____ INFORMATION SUPPLIED

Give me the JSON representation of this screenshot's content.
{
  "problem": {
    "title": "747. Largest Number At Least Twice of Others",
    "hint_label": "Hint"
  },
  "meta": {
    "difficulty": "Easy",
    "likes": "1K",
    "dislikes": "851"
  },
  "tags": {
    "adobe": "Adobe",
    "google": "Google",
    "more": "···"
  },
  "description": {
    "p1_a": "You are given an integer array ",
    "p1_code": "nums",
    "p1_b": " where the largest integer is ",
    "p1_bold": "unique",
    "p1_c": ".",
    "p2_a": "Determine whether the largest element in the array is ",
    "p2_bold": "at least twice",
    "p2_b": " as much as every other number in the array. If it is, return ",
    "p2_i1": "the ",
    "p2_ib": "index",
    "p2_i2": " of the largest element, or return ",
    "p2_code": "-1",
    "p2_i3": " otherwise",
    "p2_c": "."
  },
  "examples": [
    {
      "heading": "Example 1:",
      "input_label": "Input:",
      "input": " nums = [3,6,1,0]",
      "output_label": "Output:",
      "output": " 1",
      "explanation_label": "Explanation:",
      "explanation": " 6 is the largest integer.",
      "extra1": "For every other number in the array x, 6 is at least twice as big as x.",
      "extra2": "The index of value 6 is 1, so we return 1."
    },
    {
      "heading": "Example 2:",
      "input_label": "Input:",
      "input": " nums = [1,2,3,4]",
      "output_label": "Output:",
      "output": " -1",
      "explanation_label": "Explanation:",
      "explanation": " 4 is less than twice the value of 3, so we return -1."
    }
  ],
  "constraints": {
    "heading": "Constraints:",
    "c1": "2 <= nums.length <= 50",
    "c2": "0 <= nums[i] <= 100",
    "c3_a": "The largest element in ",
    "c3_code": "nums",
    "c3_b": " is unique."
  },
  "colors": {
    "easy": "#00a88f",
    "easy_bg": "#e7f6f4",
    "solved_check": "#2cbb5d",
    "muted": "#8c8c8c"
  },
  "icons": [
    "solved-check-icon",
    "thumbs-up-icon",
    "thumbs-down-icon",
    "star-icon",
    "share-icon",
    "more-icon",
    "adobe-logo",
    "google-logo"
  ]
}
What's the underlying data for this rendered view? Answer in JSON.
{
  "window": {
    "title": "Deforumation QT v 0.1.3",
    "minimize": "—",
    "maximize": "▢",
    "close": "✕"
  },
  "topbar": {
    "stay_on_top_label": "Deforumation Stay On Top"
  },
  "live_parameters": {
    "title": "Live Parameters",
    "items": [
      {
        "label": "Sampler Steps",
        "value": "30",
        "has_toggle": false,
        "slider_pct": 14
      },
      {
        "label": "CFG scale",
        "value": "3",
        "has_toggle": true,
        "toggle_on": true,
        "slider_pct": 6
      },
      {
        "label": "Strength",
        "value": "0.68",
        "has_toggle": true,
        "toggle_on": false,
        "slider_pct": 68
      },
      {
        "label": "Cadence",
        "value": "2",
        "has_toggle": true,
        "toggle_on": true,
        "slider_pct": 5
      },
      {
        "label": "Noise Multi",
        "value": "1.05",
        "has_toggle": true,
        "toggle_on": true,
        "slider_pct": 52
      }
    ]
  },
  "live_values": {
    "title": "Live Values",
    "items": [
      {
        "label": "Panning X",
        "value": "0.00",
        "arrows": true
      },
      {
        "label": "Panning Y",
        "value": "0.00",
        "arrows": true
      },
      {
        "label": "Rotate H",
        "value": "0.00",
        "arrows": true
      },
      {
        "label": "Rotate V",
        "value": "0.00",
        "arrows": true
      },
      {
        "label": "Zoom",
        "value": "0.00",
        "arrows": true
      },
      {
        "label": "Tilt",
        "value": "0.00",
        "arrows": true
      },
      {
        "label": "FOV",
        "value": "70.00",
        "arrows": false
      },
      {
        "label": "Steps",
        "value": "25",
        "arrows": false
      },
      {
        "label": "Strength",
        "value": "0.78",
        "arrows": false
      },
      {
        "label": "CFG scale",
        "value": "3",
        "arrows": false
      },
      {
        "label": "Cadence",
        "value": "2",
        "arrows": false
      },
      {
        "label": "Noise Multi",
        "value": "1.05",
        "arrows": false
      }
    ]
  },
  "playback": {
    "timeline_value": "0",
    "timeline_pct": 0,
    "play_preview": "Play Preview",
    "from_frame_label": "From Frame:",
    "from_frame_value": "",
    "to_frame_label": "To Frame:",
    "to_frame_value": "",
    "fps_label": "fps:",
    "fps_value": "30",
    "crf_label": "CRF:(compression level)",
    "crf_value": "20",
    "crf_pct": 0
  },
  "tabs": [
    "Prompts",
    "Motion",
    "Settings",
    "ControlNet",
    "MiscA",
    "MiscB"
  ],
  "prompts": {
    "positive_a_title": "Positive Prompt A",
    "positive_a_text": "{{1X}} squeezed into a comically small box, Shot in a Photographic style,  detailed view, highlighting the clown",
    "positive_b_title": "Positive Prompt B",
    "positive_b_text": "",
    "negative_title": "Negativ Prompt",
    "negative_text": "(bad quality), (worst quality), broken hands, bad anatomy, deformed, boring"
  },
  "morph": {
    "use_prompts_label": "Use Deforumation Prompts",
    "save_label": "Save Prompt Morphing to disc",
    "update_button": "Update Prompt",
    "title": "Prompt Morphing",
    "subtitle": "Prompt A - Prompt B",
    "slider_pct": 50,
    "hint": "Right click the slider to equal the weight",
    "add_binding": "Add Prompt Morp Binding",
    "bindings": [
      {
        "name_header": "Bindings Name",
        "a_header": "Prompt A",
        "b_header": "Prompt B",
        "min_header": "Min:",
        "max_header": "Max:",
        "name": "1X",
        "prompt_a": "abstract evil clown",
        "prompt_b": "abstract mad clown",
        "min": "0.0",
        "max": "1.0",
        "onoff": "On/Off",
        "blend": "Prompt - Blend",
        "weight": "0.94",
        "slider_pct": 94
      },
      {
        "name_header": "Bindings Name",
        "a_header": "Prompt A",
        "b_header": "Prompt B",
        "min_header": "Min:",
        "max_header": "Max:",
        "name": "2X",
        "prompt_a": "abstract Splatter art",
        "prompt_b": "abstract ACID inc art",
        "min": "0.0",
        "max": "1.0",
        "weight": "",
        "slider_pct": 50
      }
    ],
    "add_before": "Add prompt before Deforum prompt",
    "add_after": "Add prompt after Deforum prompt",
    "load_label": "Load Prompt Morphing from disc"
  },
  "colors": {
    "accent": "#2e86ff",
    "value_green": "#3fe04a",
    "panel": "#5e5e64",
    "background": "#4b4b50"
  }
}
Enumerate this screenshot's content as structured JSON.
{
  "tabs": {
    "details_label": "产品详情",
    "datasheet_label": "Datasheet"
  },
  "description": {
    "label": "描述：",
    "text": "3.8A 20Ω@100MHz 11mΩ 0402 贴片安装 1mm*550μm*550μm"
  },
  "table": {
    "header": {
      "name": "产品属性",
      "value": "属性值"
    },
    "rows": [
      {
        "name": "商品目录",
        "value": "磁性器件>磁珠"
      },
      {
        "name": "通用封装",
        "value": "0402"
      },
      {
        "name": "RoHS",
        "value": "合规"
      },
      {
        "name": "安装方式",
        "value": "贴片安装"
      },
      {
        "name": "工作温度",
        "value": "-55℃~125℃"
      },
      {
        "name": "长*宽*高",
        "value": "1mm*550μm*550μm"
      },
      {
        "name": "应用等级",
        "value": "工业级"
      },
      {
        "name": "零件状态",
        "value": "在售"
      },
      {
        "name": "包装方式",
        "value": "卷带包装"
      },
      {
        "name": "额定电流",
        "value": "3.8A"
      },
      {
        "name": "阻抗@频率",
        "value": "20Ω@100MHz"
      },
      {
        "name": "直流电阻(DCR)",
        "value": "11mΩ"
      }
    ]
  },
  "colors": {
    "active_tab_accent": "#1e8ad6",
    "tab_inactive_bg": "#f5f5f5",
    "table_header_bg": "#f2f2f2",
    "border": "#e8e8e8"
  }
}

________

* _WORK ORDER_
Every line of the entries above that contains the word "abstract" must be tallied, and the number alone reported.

* _COMPLETED EXERCISE_
4